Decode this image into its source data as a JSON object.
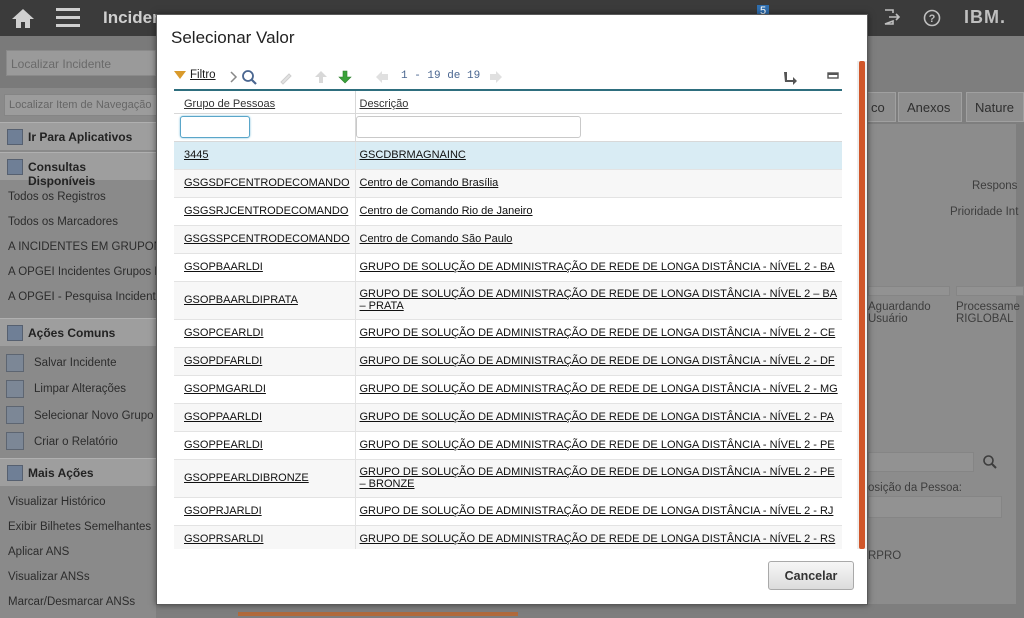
{
  "app": {
    "title_partial": "Inciden",
    "brand": "IBM.",
    "badge": "5"
  },
  "background": {
    "search_placeholder": "Localizar Incidente",
    "nav_search_placeholder": "Localizar Item de Navegação",
    "sections": {
      "goto": "Ir Para Aplicativos",
      "queries": "Consultas Disponíveis",
      "common": "Ações Comuns",
      "more": "Mais Ações"
    },
    "queries": [
      "Todos os Registros",
      "Todos os Marcadores",
      "A INCIDENTES EM GRUPON",
      "A OPGEI Incidentes Grupos N",
      "A OPGEI - Pesquisa Incidente"
    ],
    "common_actions": [
      "Salvar Incidente",
      "Limpar Alterações",
      "Selecionar Novo Grupo",
      "Criar o Relatório"
    ],
    "more_actions": [
      "Visualizar Histórico",
      "Exibir Bilhetes Semelhantes",
      "Aplicar ANS",
      "Visualizar ANSs",
      "Marcar/Desmarcar ANSs"
    ],
    "tabs": [
      "co",
      "Anexos",
      "Nature"
    ],
    "labels": {
      "respons": "Respons",
      "prioridade": "Prioridade Int",
      "aguardando": "Aguardando\nUsuário",
      "processam": "Processame\nRIGLOBAL",
      "posicao": "osição da Pessoa:",
      "rpro": "RPRO"
    }
  },
  "modal": {
    "title": "Selecionar Valor",
    "filter_label": "Filtro",
    "pager": "1 - 19 de 19",
    "columns": [
      "Grupo de Pessoas",
      "Descrição"
    ],
    "rows": [
      {
        "group": "3445",
        "desc": "GSCDBRMAGNAINC"
      },
      {
        "group": "GSGSDFCENTRODECOMANDO",
        "desc": "Centro de Comando Brasília"
      },
      {
        "group": "GSGSRJCENTRODECOMANDO",
        "desc": "Centro de Comando Rio de Janeiro"
      },
      {
        "group": "GSGSSPCENTRODECOMANDO",
        "desc": "Centro de Comando São Paulo"
      },
      {
        "group": "GSOPBAARLDI",
        "desc": "GRUPO DE SOLUÇÃO DE ADMINISTRAÇÃO DE REDE DE LONGA DISTÂNCIA - NÍVEL 2 - BA"
      },
      {
        "group": "GSOPBAARLDIPRATA",
        "desc": "GRUPO DE SOLUÇÃO DE ADMINISTRAÇÃO DE REDE DE LONGA DISTÂNCIA - NÍVEL 2 – BA – PRATA"
      },
      {
        "group": "GSOPCEARLDI",
        "desc": "GRUPO DE SOLUÇÃO DE ADMINISTRAÇÃO DE REDE DE LONGA DISTÂNCIA - NÍVEL 2 - CE"
      },
      {
        "group": "GSOPDFARLDI",
        "desc": "GRUPO DE SOLUÇÃO DE ADMINISTRAÇÃO DE REDE DE LONGA DISTÂNCIA - NÍVEL 2 - DF"
      },
      {
        "group": "GSOPMGARLDI",
        "desc": "GRUPO DE SOLUÇÃO DE ADMINISTRAÇÃO DE REDE DE LONGA DISTÂNCIA - NÍVEL 2 - MG"
      },
      {
        "group": "GSOPPAARLDI",
        "desc": "GRUPO DE SOLUÇÃO DE ADMINISTRAÇÃO DE REDE DE LONGA DISTÂNCIA - NÍVEL 2 - PA"
      },
      {
        "group": "GSOPPEARLDI",
        "desc": "GRUPO DE SOLUÇÃO DE ADMINISTRAÇÃO DE REDE DE LONGA DISTÂNCIA - NÍVEL 2 - PE"
      },
      {
        "group": "GSOPPEARLDIBRONZE",
        "desc": "GRUPO DE SOLUÇÃO DE ADMINISTRAÇÃO DE REDE DE LONGA DISTÂNCIA - NÍVEL 2 - PE – BRONZE"
      },
      {
        "group": "GSOPRJARLDI",
        "desc": "GRUPO DE SOLUÇÃO DE ADMINISTRAÇÃO DE REDE DE LONGA DISTÂNCIA - NÍVEL 2 - RJ"
      },
      {
        "group": "GSOPRSARLDI",
        "desc": "GRUPO DE SOLUÇÃO DE ADMINISTRAÇÃO DE REDE DE LONGA DISTÂNCIA - NÍVEL 2 - RS"
      }
    ],
    "cancel_label": "Cancelar",
    "colors": {
      "accent": "#2e6e7e",
      "selected_row": "#d9ecf4",
      "scrollbar": "#d0562a",
      "filter_icon": "#d99a2b",
      "next_arrow": "#3aa23a"
    }
  }
}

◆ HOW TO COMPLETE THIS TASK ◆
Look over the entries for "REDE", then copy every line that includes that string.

◆ EXERCISE SOLUTION ◆
        "desc": "GRUPO DE SOLUÇÃO DE ADMINISTRAÇÃO DE REDE DE LONGA DISTÂNCIA - NÍVEL 2 - BA"
        "desc": "GRUPO DE SOLUÇÃO DE ADMINISTRAÇÃO DE REDE DE LONGA DISTÂNCIA - NÍVEL 2 – BA – PRATA"
        "desc": "GRUPO DE SOLUÇÃO DE ADMINISTRAÇÃO DE REDE DE LONGA DISTÂNCIA - NÍVEL 2 - CE"
        "desc": "GRUPO DE SOLUÇÃO DE ADMINISTRAÇÃO DE REDE DE LONGA DISTÂNCIA - NÍVEL 2 - DF"
        "desc": "GRUPO DE SOLUÇÃO DE ADMINISTRAÇÃO DE REDE DE LONGA DISTÂNCIA - NÍVEL 2 - MG"
        "desc": "GRUPO DE SOLUÇÃO DE ADMINISTRAÇÃO DE REDE DE LONGA DISTÂNCIA - NÍVEL 2 - PA"
        "desc": "GRUPO DE SOLUÇÃO DE ADMINISTRAÇÃO DE REDE DE LONGA DISTÂNCIA - NÍVEL 2 - PE"
        "desc": "GRUPO DE SOLUÇÃO DE ADMINISTRAÇÃO DE REDE DE LONGA DISTÂNCIA - NÍVEL 2 - PE – BRONZE"
        "desc": "GRUPO DE SOLUÇÃO DE ADMINISTRAÇÃO DE REDE DE LONGA DISTÂNCIA - NÍVEL 2 - RJ"
        "desc": "GRUPO DE SOLUÇÃO DE ADMINISTRAÇÃO DE REDE DE LONGA DISTÂNCIA - NÍVEL 2 - RS"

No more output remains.